Thursday, June 13, 2013

IGHR 2013 - Day 4

Today we spent the entire day of our land class with J. Mark Lowe learning about Land Platting. This was a treat. Mark is entertaining and has a way of explaining things that involve the class which helps illustrate a topic for understanding. For example; when explaining what metes are, he had a few of us stand up, to represent the metes. The lines connecting us would be the bounds. Metes and bounds land surveys are for the most part are found in state land (colonial) states, with some exceptions.

Mark also went through a few steps of drawing a tract map based on the "calls" (compass directions) that are found in a deed or elsewhere. We got some tips on how to determine the scale, how to mark North on the paper, and what else to include with our plat. Altogether we platted 4 deeds. To some it may not sound like much fun, but it happens to be an activity that I enjoy. I love working with land. Land is concrete. I find this oddly comforting. Land doesn't pick up and move around the country dodging the census taker, the tax man, or go into some strange void.

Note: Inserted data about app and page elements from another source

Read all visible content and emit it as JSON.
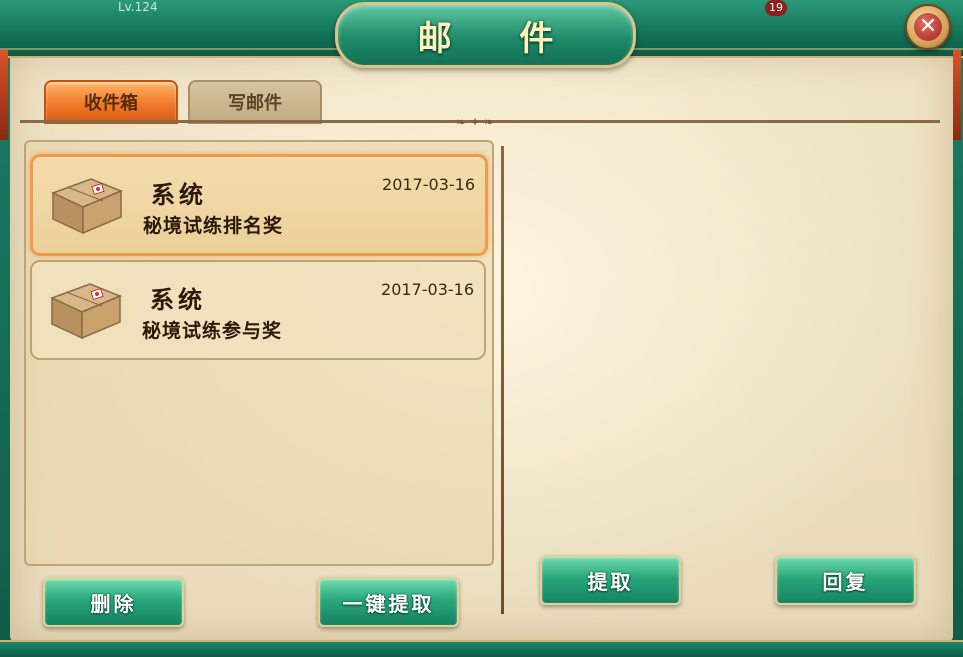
{
  "window": {
    "title": "邮 件",
    "close_icon": "close-icon"
  },
  "hud": {
    "level_text": "Lv.124",
    "badge_count": "19"
  },
  "tabs": [
    {
      "label": "收件箱",
      "active": true
    },
    {
      "label": "写邮件",
      "active": false
    }
  ],
  "mail_list": [
    {
      "sender": "系统",
      "date": "2017-03-16",
      "subject": "秘境试练排名奖",
      "icon": "package-icon",
      "selected": true
    },
    {
      "sender": "系统",
      "date": "2017-03-16",
      "subject": "秘境试练参与奖",
      "icon": "package-icon",
      "selected": false
    }
  ],
  "buttons": {
    "delete": "删除",
    "claim_all": "一键提取",
    "claim": "提取",
    "reply": "回复"
  },
  "colors": {
    "frame_green": "#137258",
    "tab_active": "#f07a2a",
    "selected_border": "#f09b4a",
    "button_green": "#2aa77b"
  }
}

Our class let out a little early, so I decided to once again look at the BCG portfolio materials. Why am I torturing myself with this? Well the day before I had been pressed for time, and didn't get to view one of the portfolios I was really interested in viewing. I also hadn't been able to fully view a small binder of judge's comments on various portfolios. First I just looked at the comments. I think this is a great idea on the part of BCG to have gathered these for viewing. The binder contained examples of "approved" and "disapproved" for certification portfolio reviews. These sheets do not accompany the portfolio, so I was only able to view the critiques. I was relieved to discover not all of the "approved for certification" critique sheets had passing marks for every rubric. There were some areas (very few) that an applicant "did not meet standard." However, the judge took into consideration the entire portfolio, and the level of skill demonstrated throughout all of the assignments. The portfolio I viewed had a really good example of the Kinship Determination Project (KDP). I enjoyed the direct approach this portfolio displayed and felt like it was a less complicated style than some other examples I have seen.

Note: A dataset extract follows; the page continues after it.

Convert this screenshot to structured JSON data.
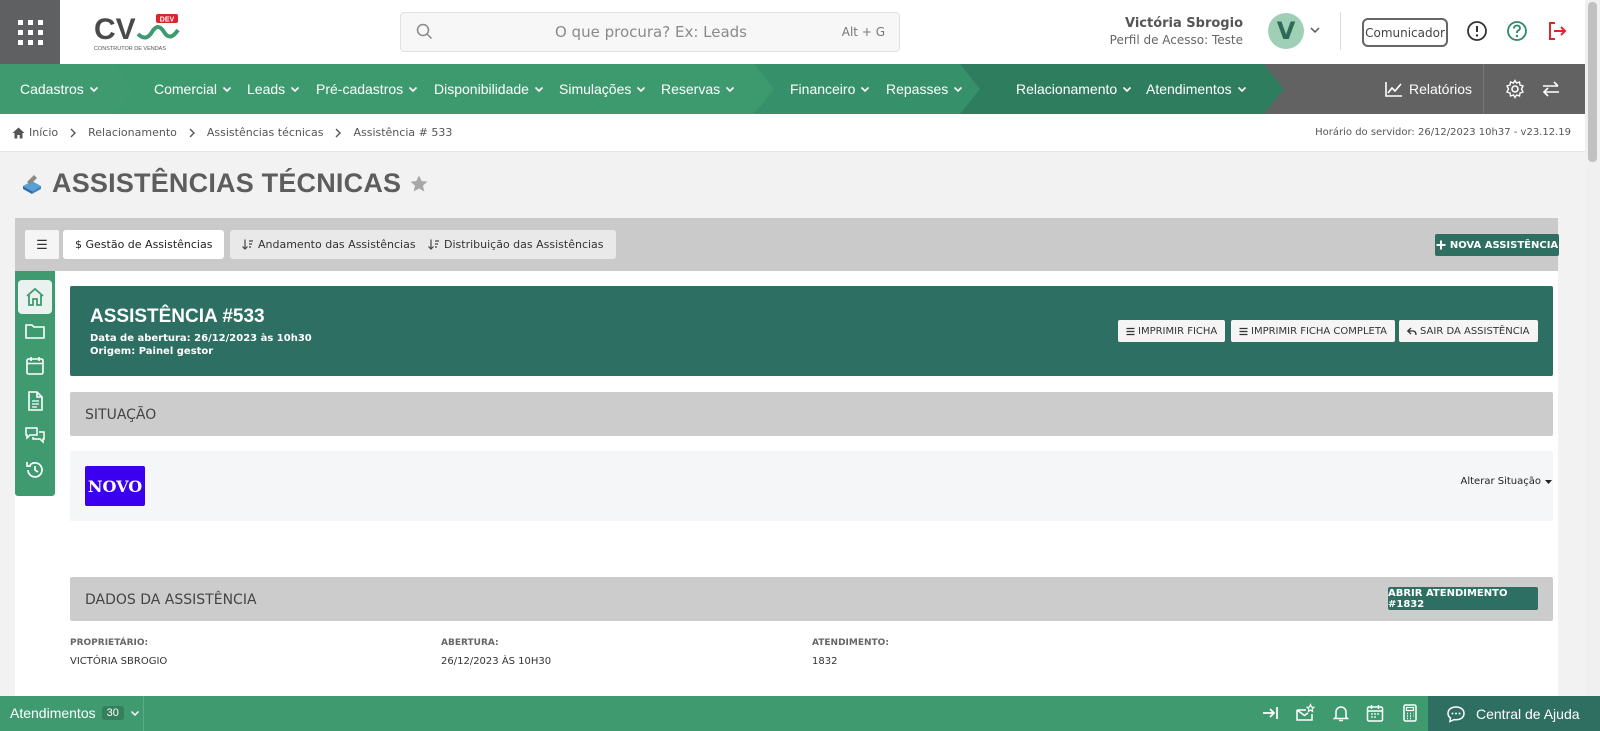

Our dinner tonight was the banquet that is always held on the last evening of IGHR. It tends to be a fairly jovial affair, as attendees have a general feeling of accomplishment for the week. The keynote speaker tonight was Julie Hedgepeth Williams who has written A Rare Titanic Family, which was the subject of the presentation. Julie narrated an incredible tale of her great-uncle, his wife, and their child that survived the Titanic disaster. It involved some interesting research on her part and was a wonderful story.

During the banquet tonight a rather heavy storm front moved through. This seems to be an annual part of the IGHR experience. Fortunately it was over by the time the banquet was. Once I got back to the dorm I did a little packing in preparation for leaving tomorrow. This week has passed quickly and I'm sad to see it end. However, tomorrow morning we still have two more lectures before receiving our certificates of completion. When it comes to genealogy research there is always more to learn!


  1. I've enjoyed your IGHR reports so much and being able to attend Samford vicariously. I've been to three IGHR courses and would love to go again, but I'm not quick enough with registration. Totally agree with you about Mark Lowe...he's a delight and makes everything easy to grasp.
    Jan Dean

    1. Thanks for reading Jan. May your fingers fly over the keyboard next registration, then we can meet!